How to Use Screen Mesh to Guard Attic Vents Against Animal Pests

Mesh screen over an attic vent

The Spruce / Sarah Lee

Project Overview
  • Working Time: 30 mins - 1 hr
  • Total Time: 30 mins - 1 hr
  • Yield: One vent hole
  • Skill Level: Beginner
  • Estimated Cost: $5 to $10

It is said that small rodents, including mice and rats, can fit through a hole the size of a nickel. Even larger rodents, such as squirrels, can fit through surprisingly small gaps. These animal contortionists can easily fit through any unprotected ventilation holes in your roof eaves. Although many homeowners are not even aware that such holes exist, they are essential for attic ventilation, so you can't just cover them with wood. And even if you do, it may not repel rodents, bats, and birds, many of which can easily chew through wood.

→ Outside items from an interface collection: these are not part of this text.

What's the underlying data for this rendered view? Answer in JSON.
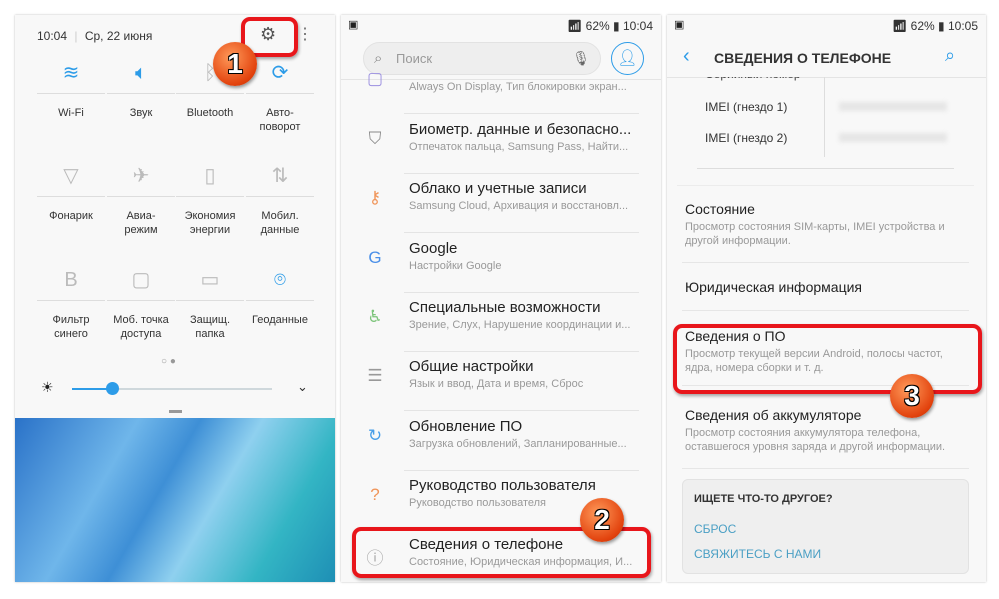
{
  "panel1": {
    "time": "10:04",
    "date": "Ср, 22 июня",
    "tiles": [
      {
        "label": "Wi-Fi",
        "icon": "wifi-icon",
        "glyph": "≋",
        "on": true
      },
      {
        "label": "Звук",
        "icon": "sound-icon",
        "glyph": "🔈︎",
        "on": true
      },
      {
        "label": "Bluetooth",
        "icon": "bluetooth-icon",
        "glyph": "ᛒ",
        "on": false
      },
      {
        "label": "Авто-\nповорот",
        "icon": "autorotate-icon",
        "glyph": "⟳",
        "on": true
      },
      {
        "label": "Фонарик",
        "icon": "flashlight-icon",
        "glyph": "▽",
        "on": false
      },
      {
        "label": "Авиа-\nрежим",
        "icon": "airplane-icon",
        "glyph": "✈",
        "on": false
      },
      {
        "label": "Экономия\nэнергии",
        "icon": "battery-saver-icon",
        "glyph": "▯",
        "on": false
      },
      {
        "label": "Мобил.\nданные",
        "icon": "mobile-data-icon",
        "glyph": "⇅",
        "on": false
      },
      {
        "label": "Фильтр\nсинего",
        "icon": "blue-filter-icon",
        "glyph": "B",
        "on": false
      },
      {
        "label": "Моб. точка\nдоступа",
        "icon": "hotspot-icon",
        "glyph": "▢",
        "on": false
      },
      {
        "label": "Защищ.\nпапка",
        "icon": "secure-folder-icon",
        "glyph": "▭",
        "on": false
      },
      {
        "label": "Геоданные",
        "icon": "location-icon",
        "glyph": "⌾",
        "on": true
      }
    ],
    "brightness": 0.2
  },
  "panel2": {
    "status": {
      "battery": "62%",
      "time": "10:04"
    },
    "search_placeholder": "Поиск",
    "items": [
      {
        "title": "",
        "subtitle": "Always On Display, Тип блокировки экран...",
        "icon": "lock-screen-icon",
        "glyph": "▢",
        "color": "#9b8fe0"
      },
      {
        "title": "Биометр. данные и безопасно...",
        "subtitle": "Отпечаток пальца, Samsung Pass, Найти...",
        "icon": "shield-icon",
        "glyph": "⛉",
        "color": "#888"
      },
      {
        "title": "Облако и учетные записи",
        "subtitle": "Samsung Cloud, Архивация и восстановл...",
        "icon": "key-icon",
        "glyph": "⚷",
        "color": "#f0955a"
      },
      {
        "title": "Google",
        "subtitle": "Настройки Google",
        "icon": "google-icon",
        "glyph": "G",
        "color": "#4a8fe8"
      },
      {
        "title": "Специальные возможности",
        "subtitle": "Зрение, Слух, Нарушение координации и...",
        "icon": "accessibility-icon",
        "glyph": "♿︎",
        "color": "#7cc47a"
      },
      {
        "title": "Общие настройки",
        "subtitle": "Язык и ввод, Дата и время, Сброс",
        "icon": "sliders-icon",
        "glyph": "☰",
        "color": "#999"
      },
      {
        "title": "Обновление ПО",
        "subtitle": "Загрузка обновлений, Запланированные...",
        "icon": "software-update-icon",
        "glyph": "↻",
        "color": "#4a9fe8"
      },
      {
        "title": "Руководство пользователя",
        "subtitle": "Руководство пользователя",
        "icon": "user-manual-icon",
        "glyph": "?",
        "color": "#f0955a"
      },
      {
        "title": "Сведения о телефоне",
        "subtitle": "Состояние, Юридическая информация, И...",
        "icon": "info-icon",
        "glyph": "ⓘ",
        "color": "#aaa"
      }
    ]
  },
  "panel3": {
    "status": {
      "battery": "62%",
      "time": "10:05"
    },
    "title": "СВЕДЕНИЯ О ТЕЛЕФОНЕ",
    "cut_row": "Серийный номер",
    "imei1": "IMEI (гнездо 1)",
    "imei2": "IMEI (гнездо 2)",
    "items": [
      {
        "title": "Состояние",
        "subtitle": "Просмотр состояния SIM-карты, IMEI устройства и другой информации."
      },
      {
        "title": "Юридическая информация",
        "subtitle": ""
      },
      {
        "title": "Сведения о ПО",
        "subtitle": "Просмотр текущей версии Android, полосы частот, ядра, номера сборки и т. д."
      },
      {
        "title": "Сведения об аккумуляторе",
        "subtitle": "Просмотр состояния аккумулятора телефона, оставшегося уровня заряда и другой информации."
      }
    ],
    "looking": {
      "heading": "ИЩЕТЕ ЧТО-ТО ДРУГОЕ?",
      "links": [
        "СБРОС",
        "СВЯЖИТЕСЬ С НАМИ"
      ]
    }
  },
  "badges": [
    "1",
    "2",
    "3"
  ],
  "colors": {
    "accent": "#2d9ce8",
    "highlight": "#e8161b",
    "badge": "#e2420d"
  }
}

The answer is to cover the holes with a type of metal mesh called hardware cloth. hardware cloth is fairly rigid mesh with heavy-gauge wire that is not easily damaged by animals. This will keep out pests without restricting airflow through the vent holes. Buy hardware cloth with 1/8-inch or 1/4-inch openings. Hardware cloth also comes in 1/2-inch mesh, but that is too large for barring rodents. Do not purchase chicken wire (sometimes called poultry netting), which has very thin, flexible wire with large gaps.

What You'll Need

Equipment / Tools

  • Tape measure
  • Flashlight
  • Extension ladder
  • Aviation shears or tin snips
  • Heavy work gloves
  • Hammer


  • Galvanized hardware cloth, 1/8 or 1/4-inch mesh
  • Galvanized roofing nails


Materials needed to use screening to repel vermin in the attic

The Spruce / Sarah Lee

  1. Inspect the Holes

    Set up an extension ladder to reach the ventilation holes along the eaves. Inspect the holes with a flashlight to make sure they are clear of nest material or other obstructions. If necessary, clean out the holes to ensure proper airflow. You do not want to trap animals inside your home, so make sure the holes have no residents in them.

    Measure the area to determine how much hardware cloth you'll need. The mesh should extend at least 1inch beyond the edges of the holes. 

    Examining holes in an attic vent

    The Spruce / Sarah Lee

  2. Cut Hardware Cloth to Size

    Cut the hardware cloth mesh to size, using aviation snips or standard tin snips. Whenever possible, cut closely along the side of a wire to prevent having edges with sharp protruding ends. Wear gloves to protect your hands from the sharp metal.

    Cutting mesh screen to size

    The Spruce / Sarah Lee

  3. Cover the Hole

    Place the cut piece of mesh over the hole and secure it with roofing nails. Drive a nail every 2 to 3 inches along the mesh, making sure it lies flat to the wood surface. 

    Placing and securing cut mesh over the attic vent

    The Spruce / Sarah Lee